Element data from apps and pages:
== Segment start ==

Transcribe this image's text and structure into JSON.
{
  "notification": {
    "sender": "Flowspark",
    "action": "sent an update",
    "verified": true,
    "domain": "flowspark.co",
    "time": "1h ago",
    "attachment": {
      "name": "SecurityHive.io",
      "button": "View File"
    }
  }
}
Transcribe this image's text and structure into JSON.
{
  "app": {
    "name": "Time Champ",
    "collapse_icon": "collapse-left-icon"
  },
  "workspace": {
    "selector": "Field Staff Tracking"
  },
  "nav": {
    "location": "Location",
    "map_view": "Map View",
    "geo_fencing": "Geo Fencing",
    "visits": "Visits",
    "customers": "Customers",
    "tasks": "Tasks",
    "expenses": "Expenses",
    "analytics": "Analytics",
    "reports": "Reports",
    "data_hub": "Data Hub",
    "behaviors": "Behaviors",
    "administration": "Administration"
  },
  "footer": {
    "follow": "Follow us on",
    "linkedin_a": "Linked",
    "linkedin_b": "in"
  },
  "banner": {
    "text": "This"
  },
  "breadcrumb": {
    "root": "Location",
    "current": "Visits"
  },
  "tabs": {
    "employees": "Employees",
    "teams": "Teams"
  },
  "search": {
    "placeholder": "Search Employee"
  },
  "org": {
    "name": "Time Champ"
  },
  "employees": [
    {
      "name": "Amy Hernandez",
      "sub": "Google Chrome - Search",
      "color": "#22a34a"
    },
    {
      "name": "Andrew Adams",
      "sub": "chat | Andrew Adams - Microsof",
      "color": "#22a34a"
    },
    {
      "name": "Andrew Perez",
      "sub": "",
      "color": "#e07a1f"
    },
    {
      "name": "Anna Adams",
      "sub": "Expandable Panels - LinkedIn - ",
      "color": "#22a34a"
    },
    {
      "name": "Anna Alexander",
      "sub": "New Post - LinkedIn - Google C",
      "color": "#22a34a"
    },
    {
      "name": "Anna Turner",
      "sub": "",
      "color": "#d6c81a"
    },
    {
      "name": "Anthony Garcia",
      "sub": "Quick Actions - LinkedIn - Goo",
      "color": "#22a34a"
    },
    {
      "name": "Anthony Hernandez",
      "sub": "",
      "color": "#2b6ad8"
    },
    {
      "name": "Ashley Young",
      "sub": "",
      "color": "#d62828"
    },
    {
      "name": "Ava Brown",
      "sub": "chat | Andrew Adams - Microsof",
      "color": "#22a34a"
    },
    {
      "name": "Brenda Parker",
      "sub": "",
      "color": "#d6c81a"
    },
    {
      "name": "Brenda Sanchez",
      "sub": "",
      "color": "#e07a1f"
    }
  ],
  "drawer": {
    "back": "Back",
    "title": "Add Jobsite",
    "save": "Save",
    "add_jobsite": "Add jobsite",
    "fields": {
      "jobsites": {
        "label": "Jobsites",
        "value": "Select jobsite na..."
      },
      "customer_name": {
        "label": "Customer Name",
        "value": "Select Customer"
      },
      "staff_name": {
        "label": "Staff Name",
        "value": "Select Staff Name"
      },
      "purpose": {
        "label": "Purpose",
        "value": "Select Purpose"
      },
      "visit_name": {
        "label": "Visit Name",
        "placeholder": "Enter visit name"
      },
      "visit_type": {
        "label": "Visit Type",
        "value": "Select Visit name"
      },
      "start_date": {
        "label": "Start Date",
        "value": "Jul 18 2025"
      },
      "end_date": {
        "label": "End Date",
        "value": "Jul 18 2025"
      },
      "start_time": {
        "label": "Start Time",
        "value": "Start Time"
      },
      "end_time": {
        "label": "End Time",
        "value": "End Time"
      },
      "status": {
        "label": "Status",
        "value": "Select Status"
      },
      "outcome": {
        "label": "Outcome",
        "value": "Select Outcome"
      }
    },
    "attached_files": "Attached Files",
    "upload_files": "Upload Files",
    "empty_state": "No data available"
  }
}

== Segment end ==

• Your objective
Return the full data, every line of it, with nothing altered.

• Exercise result
Transcribe this image's text and structure into JSON.
{
  "notification": {
    "sender": "Flowspark",
    "action": "sent an update",
    "verified": true,
    "domain": "flowspark.co",
    "time": "1h ago",
    "attachment": {
      "name": "SecurityHive.io",
      "button": "View File"
    }
  }
}
Transcribe this image's text and structure into JSON.
{
  "app": {
    "name": "Time Champ",
    "collapse_icon": "collapse-left-icon"
  },
  "workspace": {
    "selector": "Field Staff Tracking"
  },
  "nav": {
    "location": "Location",
    "map_view": "Map View",
    "geo_fencing": "Geo Fencing",
    "visits": "Visits",
    "customers": "Customers",
    "tasks": "Tasks",
    "expenses": "Expenses",
    "analytics": "Analytics",
    "reports": "Reports",
    "data_hub": "Data Hub",
    "behaviors": "Behaviors",
    "administration": "Administration"
  },
  "footer": {
    "follow": "Follow us on",
    "linkedin_a": "Linked",
    "linkedin_b": "in"
  },
  "banner": {
    "text": "This"
  },
  "breadcrumb": {
    "root": "Location",
    "current": "Visits"
  },
  "tabs": {
    "employees": "Employees",
    "teams": "Teams"
  },
  "search": {
    "placeholder": "Search Employee"
  },
  "org": {
    "name": "Time Champ"
  },
  "employees": [
    {
      "name": "Amy Hernandez",
      "sub": "Google Chrome - Search",
      "color": "#22a34a"
    },
    {
      "name": "Andrew Adams",
      "sub": "chat | Andrew Adams - Microsof",
      "color": "#22a34a"
    },
    {
      "name": "Andrew Perez",
      "sub": "",
      "color": "#e07a1f"
    },
    {
      "name": "Anna Adams",
      "sub": "Expandable Panels - LinkedIn - ",
      "color": "#22a34a"
    },
    {
      "name": "Anna Alexander",
      "sub": "New Post - LinkedIn - Google C",
      "color": "#22a34a"
    },
    {
      "name": "Anna Turner",
      "sub": "",
      "color": "#d6c81a"
    },
    {
      "name": "Anthony Garcia",
      "sub": "Quick Actions - LinkedIn - Goo",
      "color": "#22a34a"
    },
    {
      "name": "Anthony Hernandez",
      "sub": "",
      "color": "#2b6ad8"
    },
    {
      "name": "Ashley Young",
      "sub": "",
      "color": "#d62828"
    },
    {
      "name": "Ava Brown",
      "sub": "chat | Andrew Adams - Microsof",
      "color": "#22a34a"
    },
    {
      "name": "Brenda Parker",
      "sub": "",
      "color": "#d6c81a"
    },
    {
      "name": "Brenda Sanchez",
      "sub": "",
      "color": "#e07a1f"
    }
  ],
  "drawer": {
    "back": "Back",
    "title": "Add Jobsite",
    "save": "Save",
    "add_jobsite": "Add jobsite",
    "fields": {
      "jobsites": {
        "label": "Jobsites",
        "value": "Select jobsite na..."
      },
      "customer_name": {
        "label": "Customer Name",
        "value": "Select Customer"
      },
      "staff_name": {
        "label": "Staff Name",
        "value": "Select Staff Name"
      },
      "purpose": {
        "label": "Purpose",
        "value": "Select Purpose"
      },
      "visit_name": {
        "label": "Visit Name",
        "placeholder": "Enter visit name"
      },
      "visit_type": {
        "label": "Visit Type",
        "value": "Select Visit name"
      },
      "start_date": {
        "label": "Start Date",
        "value": "Jul 18 2025"
      },
      "end_date": {
        "label": "End Date",
        "value": "Jul 18 2025"
      },
      "start_time": {
        "label": "Start Time",
        "value": "Start Time"
      },
      "end_time": {
        "label": "End Time",
        "value": "End Time"
      },
      "status": {
        "label": "Status",
        "value": "Select Status"
      },
      "outcome": {
        "label": "Outcome",
        "value": "Select Outcome"
      }
    },
    "attached_files": "Attached Files",
    "upload_files": "Upload Files",
    "empty_state": "No data available"
  }
}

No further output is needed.